She says foster parents undergo rigorous assessments before a child is placed in their care, including home safety visits.

“It is my expectation and my direction to the ministry that we are doing everything if a child dies in care so that we understand what happened and how it happened so we can take actions to ensure children are safe and protected – whether at home or in our care,” said Lore.

B.C.’s watchdog for children and youth says her office will also conduct a review.

Representative for children and youth Dr. Jennifer Charlesworth says the system is facing tremendous pressure.

“We’re seeing workforce shortages unlike anything I have ever seen in my 46 years of practice. We’re seeing situations (where) there’s simply not the capacity to provide the services and resources that are necessary,” said Charlesworth. “So the complexity of what we’re dealing with right now, our system was never designed to meet those kinds of needs.”

Oliver’s allies support the spotlight on accountability and have turned to helping his family.

Family friend Stephanie Paquette says she’s collecting donations to pay for funeral costs, meals and other expenses.

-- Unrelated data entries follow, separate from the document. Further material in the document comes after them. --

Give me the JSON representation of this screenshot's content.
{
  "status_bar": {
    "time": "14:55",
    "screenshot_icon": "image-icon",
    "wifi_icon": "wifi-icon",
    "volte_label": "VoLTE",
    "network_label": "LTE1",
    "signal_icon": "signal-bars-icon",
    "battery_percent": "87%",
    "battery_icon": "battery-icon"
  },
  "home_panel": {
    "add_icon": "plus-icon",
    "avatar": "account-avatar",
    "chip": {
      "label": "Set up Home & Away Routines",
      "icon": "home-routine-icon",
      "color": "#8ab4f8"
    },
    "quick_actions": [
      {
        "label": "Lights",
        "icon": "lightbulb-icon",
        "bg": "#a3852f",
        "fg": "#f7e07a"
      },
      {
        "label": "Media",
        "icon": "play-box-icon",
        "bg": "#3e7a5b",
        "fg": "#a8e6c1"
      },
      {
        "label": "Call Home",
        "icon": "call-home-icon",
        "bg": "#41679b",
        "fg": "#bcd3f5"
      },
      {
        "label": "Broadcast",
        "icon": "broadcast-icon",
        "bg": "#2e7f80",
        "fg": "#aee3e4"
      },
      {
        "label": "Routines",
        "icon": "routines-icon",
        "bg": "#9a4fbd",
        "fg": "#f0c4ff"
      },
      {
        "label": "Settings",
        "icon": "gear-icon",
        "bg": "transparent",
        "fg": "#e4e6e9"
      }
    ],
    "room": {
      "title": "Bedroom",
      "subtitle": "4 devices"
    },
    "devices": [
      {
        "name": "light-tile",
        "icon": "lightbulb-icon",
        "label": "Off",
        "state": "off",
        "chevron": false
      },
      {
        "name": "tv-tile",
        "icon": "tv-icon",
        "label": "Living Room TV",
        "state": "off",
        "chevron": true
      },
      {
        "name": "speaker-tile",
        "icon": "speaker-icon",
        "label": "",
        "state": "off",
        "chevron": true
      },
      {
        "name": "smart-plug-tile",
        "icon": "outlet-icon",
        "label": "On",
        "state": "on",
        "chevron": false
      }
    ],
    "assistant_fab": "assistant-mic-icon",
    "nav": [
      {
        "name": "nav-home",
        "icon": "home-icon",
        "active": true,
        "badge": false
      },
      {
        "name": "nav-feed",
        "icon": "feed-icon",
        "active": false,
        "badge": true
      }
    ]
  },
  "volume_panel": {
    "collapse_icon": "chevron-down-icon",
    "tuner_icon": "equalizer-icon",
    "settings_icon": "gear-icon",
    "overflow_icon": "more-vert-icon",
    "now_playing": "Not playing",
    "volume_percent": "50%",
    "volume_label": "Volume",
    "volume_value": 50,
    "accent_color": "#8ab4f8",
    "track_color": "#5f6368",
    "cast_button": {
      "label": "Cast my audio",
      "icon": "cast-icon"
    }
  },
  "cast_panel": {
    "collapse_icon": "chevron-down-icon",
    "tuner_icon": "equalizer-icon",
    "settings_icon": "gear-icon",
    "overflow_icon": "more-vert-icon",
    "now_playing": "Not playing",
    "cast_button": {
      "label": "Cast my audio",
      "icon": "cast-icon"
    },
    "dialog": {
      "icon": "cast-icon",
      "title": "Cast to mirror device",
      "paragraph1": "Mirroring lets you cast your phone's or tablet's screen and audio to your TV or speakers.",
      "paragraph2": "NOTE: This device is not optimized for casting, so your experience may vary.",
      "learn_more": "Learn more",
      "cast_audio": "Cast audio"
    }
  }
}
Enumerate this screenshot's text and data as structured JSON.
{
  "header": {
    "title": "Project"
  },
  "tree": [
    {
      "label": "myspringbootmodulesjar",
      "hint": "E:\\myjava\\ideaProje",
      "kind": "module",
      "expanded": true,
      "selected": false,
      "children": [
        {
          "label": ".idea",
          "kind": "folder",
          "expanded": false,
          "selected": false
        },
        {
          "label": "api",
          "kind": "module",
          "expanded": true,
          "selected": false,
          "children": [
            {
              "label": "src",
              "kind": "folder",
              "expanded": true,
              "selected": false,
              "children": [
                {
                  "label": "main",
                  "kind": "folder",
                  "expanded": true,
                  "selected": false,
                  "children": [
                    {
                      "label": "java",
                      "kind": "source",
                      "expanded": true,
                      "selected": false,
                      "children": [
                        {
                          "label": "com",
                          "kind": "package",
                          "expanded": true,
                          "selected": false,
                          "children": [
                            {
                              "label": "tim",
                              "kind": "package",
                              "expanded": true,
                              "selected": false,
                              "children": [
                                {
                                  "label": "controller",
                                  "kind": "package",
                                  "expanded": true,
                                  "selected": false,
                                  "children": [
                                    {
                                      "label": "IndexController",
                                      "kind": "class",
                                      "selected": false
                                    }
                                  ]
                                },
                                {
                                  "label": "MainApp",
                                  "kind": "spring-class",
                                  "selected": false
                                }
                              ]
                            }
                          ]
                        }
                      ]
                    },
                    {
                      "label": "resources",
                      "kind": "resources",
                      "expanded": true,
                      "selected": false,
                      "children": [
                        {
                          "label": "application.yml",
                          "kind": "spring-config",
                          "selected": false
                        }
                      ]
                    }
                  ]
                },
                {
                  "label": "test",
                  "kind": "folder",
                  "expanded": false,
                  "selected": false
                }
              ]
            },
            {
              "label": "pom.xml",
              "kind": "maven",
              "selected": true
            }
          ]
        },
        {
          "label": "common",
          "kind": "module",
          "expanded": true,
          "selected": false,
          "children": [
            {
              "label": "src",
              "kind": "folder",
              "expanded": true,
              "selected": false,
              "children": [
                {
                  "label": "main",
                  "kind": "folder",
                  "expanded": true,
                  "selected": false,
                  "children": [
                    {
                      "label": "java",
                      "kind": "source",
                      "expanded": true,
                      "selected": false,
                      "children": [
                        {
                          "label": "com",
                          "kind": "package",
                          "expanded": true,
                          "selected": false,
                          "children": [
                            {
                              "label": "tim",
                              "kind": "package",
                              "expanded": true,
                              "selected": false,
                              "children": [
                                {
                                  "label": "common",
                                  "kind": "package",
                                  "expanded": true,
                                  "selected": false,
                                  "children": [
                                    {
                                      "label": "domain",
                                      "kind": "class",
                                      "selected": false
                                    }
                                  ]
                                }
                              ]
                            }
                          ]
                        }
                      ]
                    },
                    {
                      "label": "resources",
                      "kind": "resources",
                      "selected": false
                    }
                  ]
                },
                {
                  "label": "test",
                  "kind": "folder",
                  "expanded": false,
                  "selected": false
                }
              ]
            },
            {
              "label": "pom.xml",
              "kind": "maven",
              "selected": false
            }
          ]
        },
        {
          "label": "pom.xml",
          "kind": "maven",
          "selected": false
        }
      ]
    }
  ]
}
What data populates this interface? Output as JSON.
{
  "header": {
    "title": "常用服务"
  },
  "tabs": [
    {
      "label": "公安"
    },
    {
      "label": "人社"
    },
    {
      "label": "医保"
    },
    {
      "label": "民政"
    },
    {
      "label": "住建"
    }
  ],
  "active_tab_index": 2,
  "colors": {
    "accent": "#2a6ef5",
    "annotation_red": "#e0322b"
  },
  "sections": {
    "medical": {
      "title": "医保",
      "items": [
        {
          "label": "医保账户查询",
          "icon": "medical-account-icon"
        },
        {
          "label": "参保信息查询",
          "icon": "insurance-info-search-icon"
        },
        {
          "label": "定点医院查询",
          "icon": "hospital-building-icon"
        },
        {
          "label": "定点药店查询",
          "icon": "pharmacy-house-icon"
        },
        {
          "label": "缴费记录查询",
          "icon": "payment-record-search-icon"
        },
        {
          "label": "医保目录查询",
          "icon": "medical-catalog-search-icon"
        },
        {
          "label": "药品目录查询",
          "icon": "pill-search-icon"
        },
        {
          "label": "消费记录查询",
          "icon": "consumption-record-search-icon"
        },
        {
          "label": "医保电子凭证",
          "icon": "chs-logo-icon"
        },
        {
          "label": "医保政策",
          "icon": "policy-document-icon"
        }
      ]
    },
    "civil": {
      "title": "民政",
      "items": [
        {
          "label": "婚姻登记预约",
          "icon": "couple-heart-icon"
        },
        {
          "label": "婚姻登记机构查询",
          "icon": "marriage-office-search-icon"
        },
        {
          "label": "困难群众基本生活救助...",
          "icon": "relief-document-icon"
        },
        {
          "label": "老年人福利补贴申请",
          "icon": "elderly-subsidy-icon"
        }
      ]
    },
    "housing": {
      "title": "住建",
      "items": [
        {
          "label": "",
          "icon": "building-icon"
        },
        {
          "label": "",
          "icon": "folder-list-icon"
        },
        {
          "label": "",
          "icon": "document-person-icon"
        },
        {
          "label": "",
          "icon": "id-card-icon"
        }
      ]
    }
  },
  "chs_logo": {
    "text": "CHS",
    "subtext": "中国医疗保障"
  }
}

“[Oliver] is such a sweet, funny, smart, very curious little boy. And everyone who knew him fell in love with him. So yeah, I’m just heartbroken,” said Paquette.

CTVNews.ca Top Stories

BUDGET 2024

BUDGET 2024 Feds cutting 5,000 public service jobs, looking to turn underused buildings into housing

Five thousand public service jobs will be cut over the next four years, while underused federal office buildings, Canada Post properties and the National Defence Medical Centre in Ottawa could be turned into new housing units, as the federal government looks to find billions of dollars in savings and boost the country's housing portfolio.

Stay Connected